We understand that it’s difficult to continuously make up excuses for why you can’t make it to the weekly get together when everyone closes their Outlooks for the day and answers their last messages. When it comes to happy hours and social outings with colleagues, there are ways to politely dodge the situation or to handle the pesky coworker that won’t accept no as an answer.
It’s okay to say no. If a situation makes you feel uncomfortable or like it will affect your professional environment or personal life, it’s okay to politely refuse the offer and say you’ve got other things going on.
… you’re working on establishing boundaries
New to the job? It can be extremely uncomfortable turning down those invitations for fear that door may never open back up or you won’t be included. However, it can be an important tool for setting boundaries and establishing what you’re comfortable with. If you’re uncomfortable drinking and staying out late with co-workers, saying no is okay. Co-workers are people you spend a good portion of your day with and it’s perfectly normal to want to get to know them in a different setting or separate your social life from your work life. Spend time with them on your terms and get to know them in a setting that feels appropriate to you.
Instead of happy hour, ask if they would like to grab lunch during the week after a big meeting or suggest picking up coffee together on the way to the office. By establishing boundaries, people at the office will get to know the ‘you’ that you are ready to share with them.

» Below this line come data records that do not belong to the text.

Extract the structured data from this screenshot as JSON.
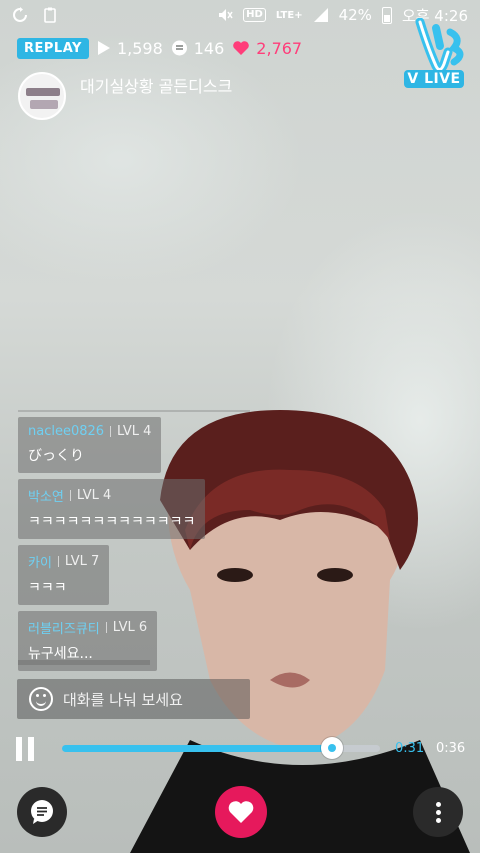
{
  "status_bar": {
    "hd_label": "HD",
    "network_label": "LTE+",
    "battery": "42%",
    "time": "오후 4:26"
  },
  "player_stats": {
    "badge": "REPLAY",
    "plays": "1,598",
    "comments": "146",
    "likes": "2,767"
  },
  "channel": {
    "name": "대기실상황 골든디스크"
  },
  "brand": {
    "logo_text": "V LIVE"
  },
  "chat": {
    "messages": [
      {
        "user": "naclee0826",
        "level": "LVL 4",
        "text": "びっくり"
      },
      {
        "user": "박소연",
        "level": "LVL 4",
        "text": "ㅋㅋㅋㅋㅋㅋㅋㅋㅋㅋㅋㅋㅋ"
      },
      {
        "user": "카이",
        "level": "LVL 7",
        "text": "ㅋㅋㅋ"
      },
      {
        "user": "러블리즈큐티",
        "level": "LVL 6",
        "text": "뉴구세요..."
      }
    ]
  },
  "comment_input": {
    "placeholder": "대화를 나눠 보세요"
  },
  "playback": {
    "current_time": "0:31",
    "total_time": "0:36",
    "progress": 0.849
  },
  "colors": {
    "accent": "#38c1ee",
    "heart": "#e6195c",
    "badge": "#2fb6e4"
  },
  "icons": {
    "status_left": [
      "refresh-icon",
      "clipboard-icon"
    ],
    "status_right": [
      "mute-icon",
      "wifi-icon",
      "signal-icon",
      "battery-icon"
    ],
    "stats": [
      "play-icon",
      "comment-icon",
      "heart-icon"
    ],
    "controls": [
      "pause-icon",
      "chat-icon",
      "heart-icon",
      "more-icon"
    ]
  }
}
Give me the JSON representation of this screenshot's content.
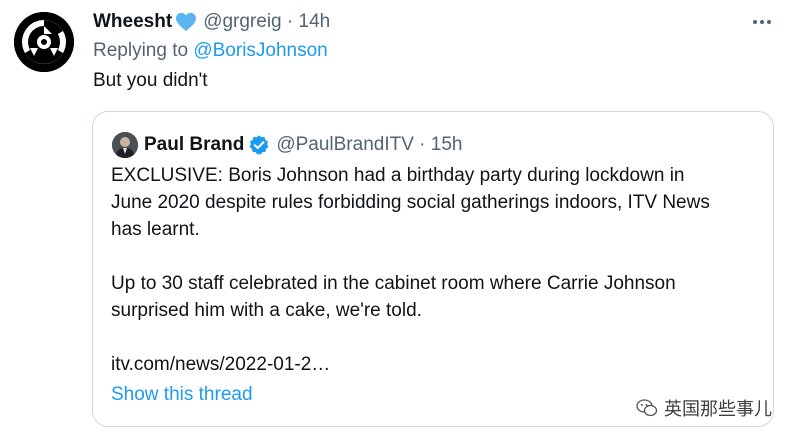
{
  "tweet": {
    "author_name": "Wheesht",
    "handle_time": "@grgreig · 14h",
    "replying_prefix": "Replying to ",
    "replying_to": "@BorisJohnson",
    "text": "But you didn't"
  },
  "quoted": {
    "author_name": "Paul Brand",
    "handle_time": "@PaulBrandITV · 15h",
    "paragraph1_lines": [
      "EXCLUSIVE: Boris Johnson had a birthday party during lockdown in",
      "June 2020 despite rules forbidding social gatherings indoors, ITV News",
      "has learnt."
    ],
    "paragraph2_lines": [
      "Up to 30 staff celebrated in the cabinet room where Carrie Johnson",
      "surprised him with a cake, we're told."
    ],
    "link": "itv.com/news/2022-01-2…",
    "show_thread": "Show this thread"
  },
  "watermark": "英国那些事儿",
  "colors": {
    "link": "#1d9bf0",
    "muted": "#536471",
    "verified": "#1d9bf0",
    "border": "#cfd9de"
  },
  "icons": [
    "blue-heart-icon",
    "verified-badge-icon",
    "more-options-icon",
    "wechat-watermark-icon"
  ]
}
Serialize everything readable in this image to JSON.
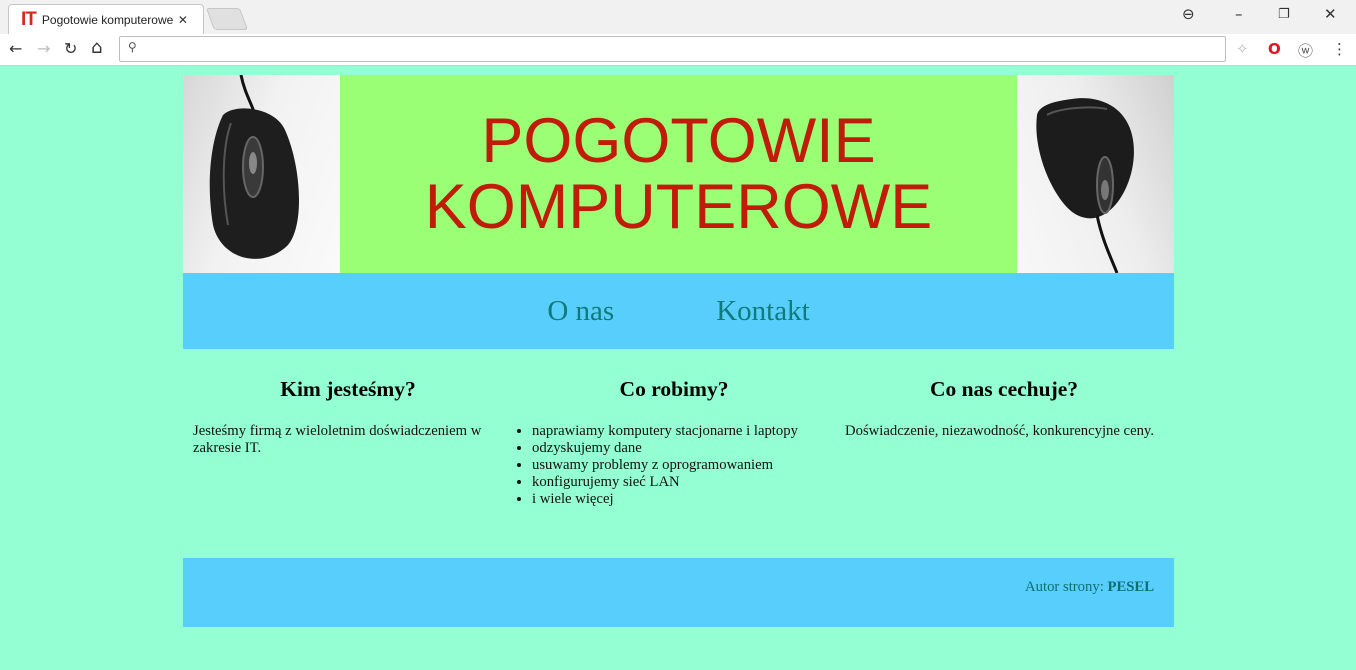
{
  "browser": {
    "tab_logo": "IT",
    "tab_title": "Pogotowie komputerowe",
    "tab_close": "✕",
    "address": "",
    "win_account": "⊖",
    "win_min": "–",
    "win_restore": "❐",
    "win_close": "✕",
    "back": "←",
    "forward": "→",
    "reload": "↻",
    "home": "⌂",
    "menu": "⋮"
  },
  "banner": {
    "line1": "POGOTOWIE",
    "line2": "KOMPUTEROWE"
  },
  "menu": {
    "items": [
      {
        "label": "O nas"
      },
      {
        "label": "Kontakt"
      }
    ]
  },
  "sections": {
    "about": {
      "heading": "Kim jesteśmy?",
      "text": "Jesteśmy firmą z wieloletnim doświadczeniem w zakresie IT."
    },
    "services": {
      "heading": "Co robimy?",
      "items": [
        "naprawiamy komputery stacjonarne i laptopy",
        "odzyskujemy dane",
        "usuwamy problemy z oprogramowaniem",
        "konfigurujemy sieć LAN",
        "i wiele więcej"
      ]
    },
    "features": {
      "heading": "Co nas cechuje?",
      "text": "Doświadczenie, niezawodność, konkurencyjne ceny."
    }
  },
  "footer": {
    "label": "Autor strony: ",
    "author": "PESEL"
  },
  "colors": {
    "page_bg": "#93ffd2",
    "banner_bg": "#9aff75",
    "banner_text": "#c11b0b",
    "menu_bg": "#57cefc",
    "link": "#117a7a"
  }
}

… you’re really just not up for it
You’re behind on grocery shopping. You really don’t want to make the 15 minute drive the opposite way as home. You are really tired and could use some downtime. You want to catch up on your favorite TV series with your family and spend some time cooking with your significant other. It’s okay to skip it when your heart really just isn’t in it. When you don’t feel like being somewhere and you’d rather be doing something else, those around you can tell and it can really affect how people interact with you. Leave the office happy, come back in the morning, and ask if everyone had a great time. Who knows, maybe you’ll be up for it next time.

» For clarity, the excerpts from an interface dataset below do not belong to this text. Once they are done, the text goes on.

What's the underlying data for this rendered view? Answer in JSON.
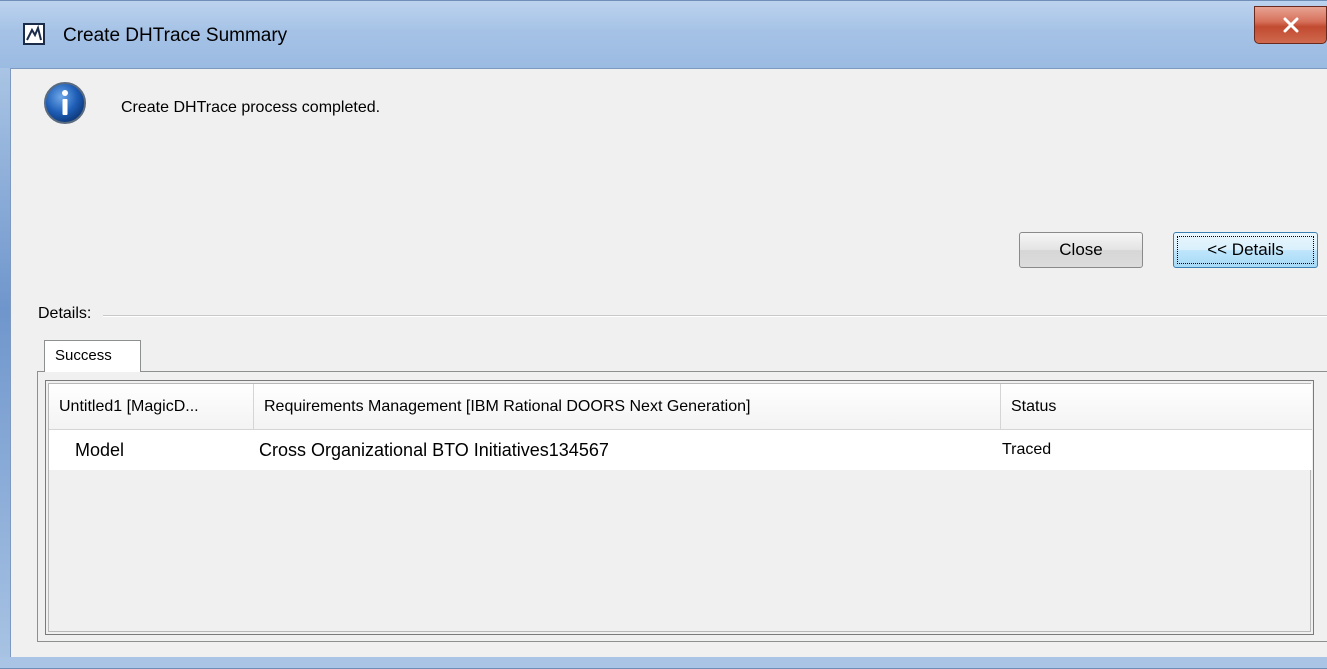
{
  "window": {
    "title": "Create DHTrace Summary",
    "close_label": "X"
  },
  "message": {
    "text": "Create DHTrace process completed."
  },
  "buttons": {
    "close_label": "Close",
    "details_label": "<< Details"
  },
  "details": {
    "label": "Details:",
    "tabs": [
      {
        "label": "Success"
      }
    ],
    "table": {
      "columns": [
        "Untitled1 [MagicD...",
        "Requirements Management [IBM Rational DOORS Next Generation]",
        "Status"
      ],
      "rows": [
        [
          "Model",
          "Cross Organizational BTO Initiatives134567",
          "Traced"
        ]
      ]
    }
  }
}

… you have prior obligations
It’s your anniversary, you have a yoga class that has been scheduled for a week and a half, or you made dinner plans with someone special. Saying that you have prior obligations or plans shouldn’t be the end of the world. To be honest, if it’s something that you’re really looking forward to (even if it’s just an hour long Vinyasa class with your best friend or happy hour with the guys instead), it’s not something you should feel bad about.
When you’re finished with work for the day, your free time starts. The beautiful thing is, you can choose how you spend it! Kick back, throw your favorite slippers on, order a pizza — enjoy your night.
… you are looking for a more personal interaction
When drinking and new people are involved, it can be a challenge. Happy hours are not meant to make you feel socially awkward and uncomfortable. They’re supposed to be a way to bond and decompress after a long day. If you don’t feel like that’s the case, skip it and suggest something else for another night. Maybe you get nice lunch on a Friday afternoon. Maybe you and one of your co-workers can go out for appetizers and one glass of wine in a smaller setting at a place you feel comfortable. Maybe you skip the alcohol all together and suggest a fun, active activity that they may like. Getting to know people in a social setting with alcohol involved can end up working against you if it’s not handled correctly.
… you want time to do something that is good for you, your mind, and your body
You should never feel guilty about taking a night to pick up your favorite meal and make it to the gym. Self-care and wellness are two things that are always a priority and it’s okay to take advantage of spoiling yourself when you have the time. If taking a yoga class after a long day or taking a long run by the beach is what helps you unwind, by all means do it.
Every single person doesn’t celebrate the weekend by going out and drinking. It’s okay to focus on what is good for you and be selfish!